The leader of the coup which ousted Guinea’s President Alpha Condé has said a new “union” government would be formed in weeks.
Col Mamady Doumbouya told ministers who served in Mr Condé’s government that there would be no witch-hunt against former officials.
President Condé remains in detention, but his fate is unclear.
The UN, African Union, and regional body Ecowas have condemned the coup and called for a return to civilian rule.
“I strongly condemn any takeover of the government by force of the gun and call for the immediate release of President Alpha Condé,” UN Secretary-General António Guterres tweeted.
After hours of gunfire on Sunday, the streets of the capital, Conakry, are reported to be quiet, but it remains unclear if the entire military backs the coup.
Col Doumbouya, who heads the army’s special forces unit, did not say on Monday when the new government would be in place.
“A consultation will be launched to set down the broad parameters of the transition, and then a government of national union will be established to steer the transition,” he said in his statement.
He told former ministers that they could not leave the country and had to hand over their official vehicles to the military.
Col Doumbouya also urged mining companies to continue their operations in the country, adding that they would be exempt from the ongoing nationwide curfew.

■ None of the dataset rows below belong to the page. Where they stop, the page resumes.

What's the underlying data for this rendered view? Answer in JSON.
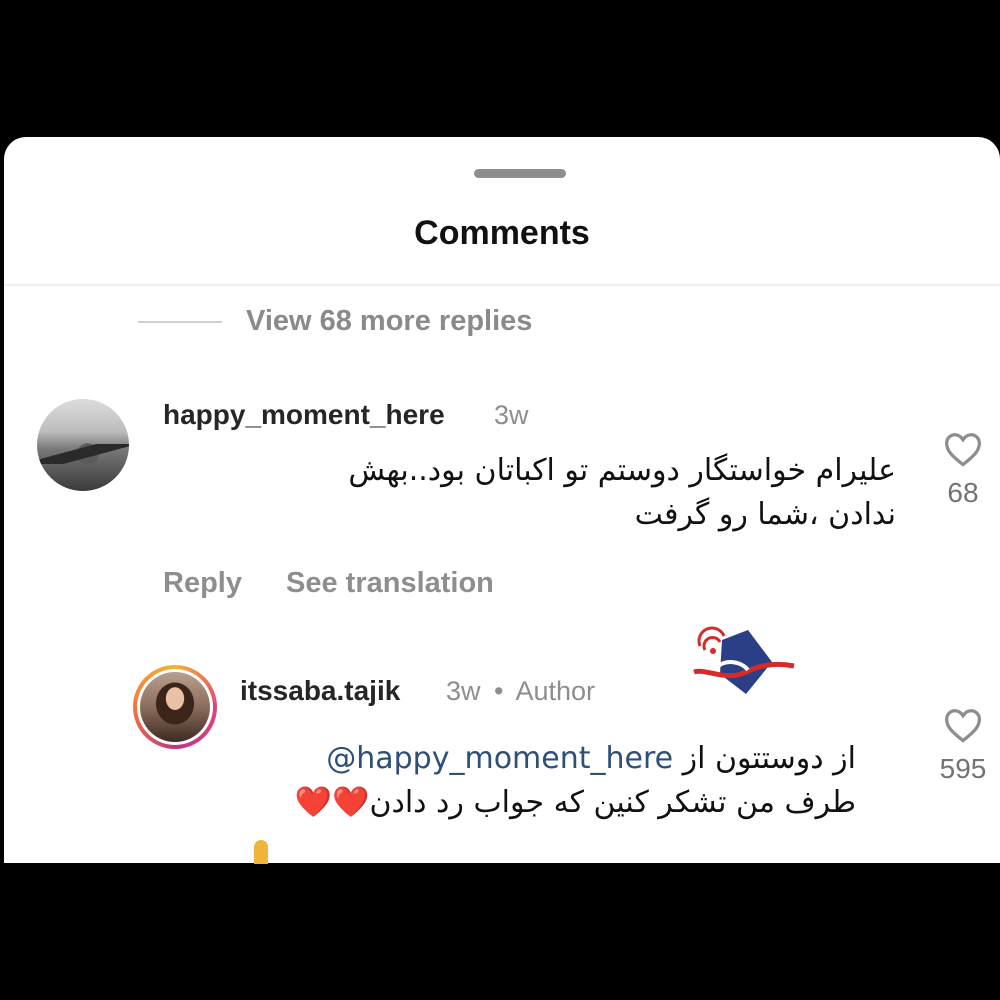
{
  "sheet": {
    "title": "Comments",
    "view_replies": "View 68 more replies"
  },
  "comments": [
    {
      "username": "happy_moment_here",
      "time": "3w",
      "text": "علیرام خواستگار دوستم تو اکباتان بود..بهش ندادن ،شما رو گرفت",
      "reply_label": "Reply",
      "translate_label": "See translation",
      "likes": "68"
    },
    {
      "username": "itssaba.tajik",
      "time": "3w",
      "dot": "•",
      "badge": "Author",
      "mention": "@happy_moment_here",
      "text_prefix": "از دوستتون از",
      "text_rest": "طرف من تشکر کنین که جواب رد دادن",
      "hearts": "❤️❤️",
      "likes": "595"
    }
  ],
  "icons": {
    "like": "heart-outline-icon",
    "watermark": "news-agency-logo"
  },
  "colors": {
    "background": "#000000",
    "sheet": "#ffffff",
    "mention": "#2d4f78",
    "muted": "#8e8e8e"
  }
}
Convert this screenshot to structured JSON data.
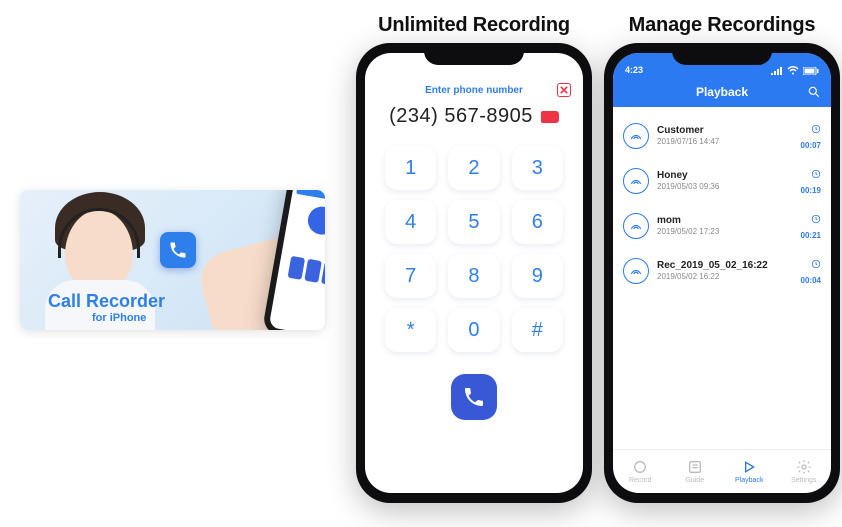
{
  "promo": {
    "title": "Call Recorder",
    "subtitle": "for iPhone"
  },
  "shot1": {
    "heading": "Unlimited Recording",
    "prompt": "Enter phone number",
    "number": "(234) 567-8905",
    "keys": [
      "1",
      "2",
      "3",
      "4",
      "5",
      "6",
      "7",
      "8",
      "9",
      "*",
      "0",
      "#"
    ]
  },
  "shot2": {
    "heading": "Manage Recordings",
    "status_time": "4:23",
    "title": "Playback",
    "recordings": [
      {
        "name": "Customer",
        "date": "2019/07/16 14:47",
        "duration": "00:07"
      },
      {
        "name": "Honey",
        "date": "2019/05/03 09:36",
        "duration": "00:19"
      },
      {
        "name": "mom",
        "date": "2019/05/02 17:23",
        "duration": "00:21"
      },
      {
        "name": "Rec_2019_05_02_16:22",
        "date": "2019/05/02 16:22",
        "duration": "00:04"
      }
    ],
    "tabs": [
      {
        "id": "record",
        "label": "Record",
        "active": false
      },
      {
        "id": "guide",
        "label": "Guide",
        "active": false
      },
      {
        "id": "playback",
        "label": "Playback",
        "active": true
      },
      {
        "id": "settings",
        "label": "Settings",
        "active": false
      }
    ]
  }
}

Guinea is one of the world’s biggest suppliers of bauxite, a necessary component of aluminum. Following the coup, prices of aluminum climbed to their highest in more than a decade due to concerns over supplies.
How did the coup happen?
In a broadcast on state TV on Sunday night, a group of soldiers announced the dissolution of the constitution, the closure of the borders and a nationwide curfew.
They said regional governors had been replaced by military commanders, and the ousted 83-year-old president was safe but in detention.
Col Doumbouya said his soldiers had seized power because they wanted to end rampant corruption and mismanagement.
President Condé was re-elected for a controversial third term in office amid violent protests last year.
The veteran opposition leader was first elected in 2010 in the country’s first democratic transfer of power. Despite overseeing some economic progress, he has since been accused of presiding over numerous human rights abuses and harassment of his critics.
After the coup was announced, hundreds of residents poured into the streets of Conakry to celebrate the takeover, climbing on to military vehicles to greet soldiers draped with Guinean flags.
Mamoudou Nagnalen Barry, a founding member of the opposition FNDC (National Front for the Defence of the Constitution), told the BBC that he had mixed emotions about the coup, but that he mostly welcomed it.
“I will say that I’m sadly happy with what happened,” he said.
“We don’t want to be happy with a coup, but in certain circumstances like [the ones] in Guinea now, we will say we are really happy with what is happening because, without that, the country will be stuck in [the] endless power of one person who wants to stay in power forever.”
Mr. Barry added he hoped the soldiers would hand power back to civilians.
Guinea’s coup is the fourth time West Africa has witnessed an attempt to undermine democracy in the region since August 2020. There have been two military takeovers in Mali and a failed attempt in Niger.